In the files we have found evidence of Russian banks providing slush funds for President Vladimir Putin’s inner circle; assets belonging to 12 country leaders, including the leaders of Iceland, Pakistan and Ukraine; companies connected to more than 140 senior politicians, their friends and relatives, and to some 22 people subject to sanctions for supporting regimes in North Korea, Syria, Russia and Zimbabwe; the proceeds of crimes, including Britain’s infamous Brink’s-Mat gold robbery; and enough art hidden in private collections to fill a public gallery.

What might this last reference mean? An article from the first round of reporting up on the ICIJ site by journalist Will Fitzgibbon details Mossack Fonseca’s role in facilitating the use of shell corporations to hide assets during divorce.

For instance, Fitzgibbon looks at the messy divorce of Dmitry Rybolovlev, the Russian potash magnate who has been in the news on account of his spectacular legal battle with “Freeport king” Yves Bouvier, who is accused of defrauding Rybolovlev of millions in the past decade through the sale of blue-chip paintings.

Russian businessperson and President of French football club AS Monaco Dmitry Rybolovlev poses in Paris on September 24, 2015 in front of two allegedly stolen paintings by Pablo Picasso, "Espagnole a l'Eventail" (L) and "Femme se Coiffant", which he purchased from a Swiss art dealer. A Paris court on September 16 charged a Swiss art dealer with handling stolen goods in a case relating to the alleged theft of Picasso works, which were bought by Russian billionaire Dmitri Rybolovlev. AFP PHOTO / PATRICK KOVARIK --RESTRICTED TO EDITORIAL USE, MANDATORY MENTION OF THE ARTIST UPON PUBLICATION, TO ILLUSTRATE THE EVENT AS SPECIFIED IN THE CAPTION-- / AFP / PATRICK KOVARIK (Photo credit should read PATRICK KOVARIK/AFP/Getty Images)

Screen Shot 2016-04-04 at 7.02.23 PMFitzgibbon’s article suggests that even as the Russian billionaire was plowing massive amounts of his fortune into art investments, he was using offshore entities to shield himself from having to share these investments with his spouse, Elena:

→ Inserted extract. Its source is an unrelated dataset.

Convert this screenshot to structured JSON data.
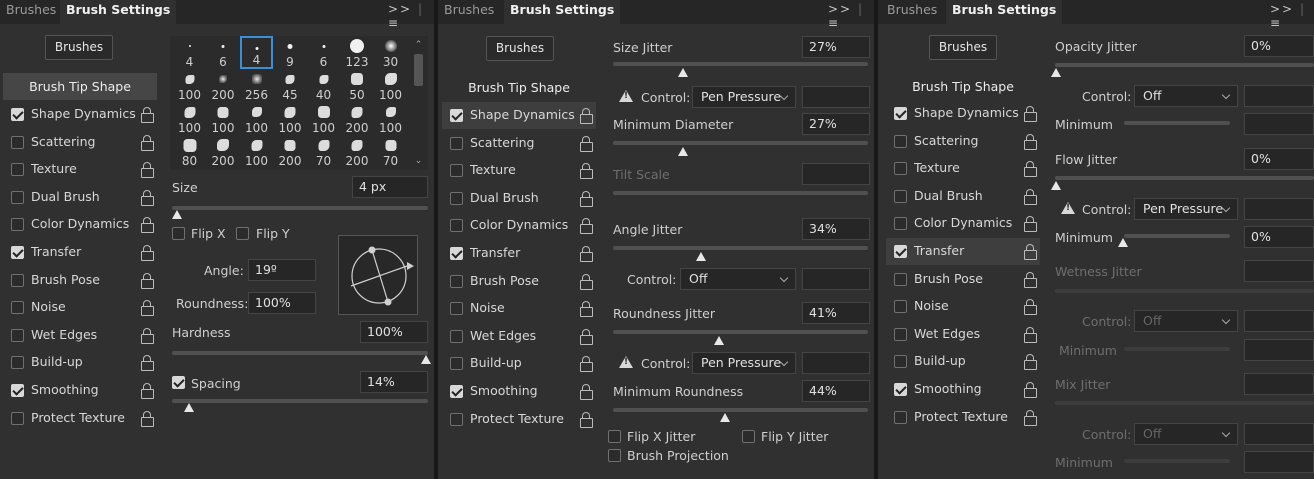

[I]n 2002 Mossack Fonseca had incorporated Xitrans Finance Ltd in the British Virgin Islands. The offshore company, no more than a post office box in sunny Tortola, was a mini-Louvre museum when it came to its assets; Xitrans Finance Ltd owned paintings by Picasso, Modigliani, Van Gogh, Monet, Degas and Rothko. It also bought Louis XVI style desks, tables and drawers made by some of Paris’s grandest furniture makers.

As the marriage broke down, according to notes from a court hearing sent via email to Mossack Fonseca in January 2009, Dmitri used Xitrans Finance Ltd to move these luxury items out of Switzerland to Singapore and London, beyond her reach. While Xitrans Finance Ltd was held by the Rybolovlev family trust, according to Mossack Fonseca’s records, only Dmitri Rybolovlev held shares in the company, despite Elena’s claim that Xitrans bought assets “on behalf of herself and her husband.”

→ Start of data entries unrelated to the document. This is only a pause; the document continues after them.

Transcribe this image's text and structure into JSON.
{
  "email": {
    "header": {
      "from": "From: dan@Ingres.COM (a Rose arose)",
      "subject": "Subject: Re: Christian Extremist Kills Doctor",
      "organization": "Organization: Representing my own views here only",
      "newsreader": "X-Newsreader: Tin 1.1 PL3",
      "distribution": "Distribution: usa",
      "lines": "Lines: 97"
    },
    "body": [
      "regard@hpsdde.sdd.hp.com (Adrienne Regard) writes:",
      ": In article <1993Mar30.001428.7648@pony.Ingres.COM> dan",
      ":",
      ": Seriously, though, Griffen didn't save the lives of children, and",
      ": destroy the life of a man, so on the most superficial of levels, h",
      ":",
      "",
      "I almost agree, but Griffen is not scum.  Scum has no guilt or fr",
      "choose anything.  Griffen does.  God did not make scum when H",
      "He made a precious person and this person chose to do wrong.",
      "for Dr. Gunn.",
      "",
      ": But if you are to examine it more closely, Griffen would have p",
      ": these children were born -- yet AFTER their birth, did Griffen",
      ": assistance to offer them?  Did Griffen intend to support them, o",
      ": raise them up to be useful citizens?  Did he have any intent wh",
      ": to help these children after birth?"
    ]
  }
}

In the end, this type of skulduggery may be the very least of the financial schemes to come.

“Mossack Fonseca’s fingers are in Africa’s diamond trade, the international art market and other businesses that thrive on secrecy,” according to the ICIJ website. To observers, the unsavory proximity of art collecting to tax evasion has become clearer in recent years.

For instance, when Credit Suisse pled guilty in 2014 to facilitating tax dodging, the news came out that the Swiss bank had sent reps “undercover” to Art Basel in Miami Beach to recruit wealthy patrons into conspiring to tax evasion. (Credit Suisse, incidentally, appears to beone of the top clients of Mossack Fonseca’s services.)

What further secrets the Panama Papers may reveal, and how they might change the way that the public and governmental agencies view the art world and other “businesses that thrive on secrecy,” will be announced in “early May,” the organization has stated.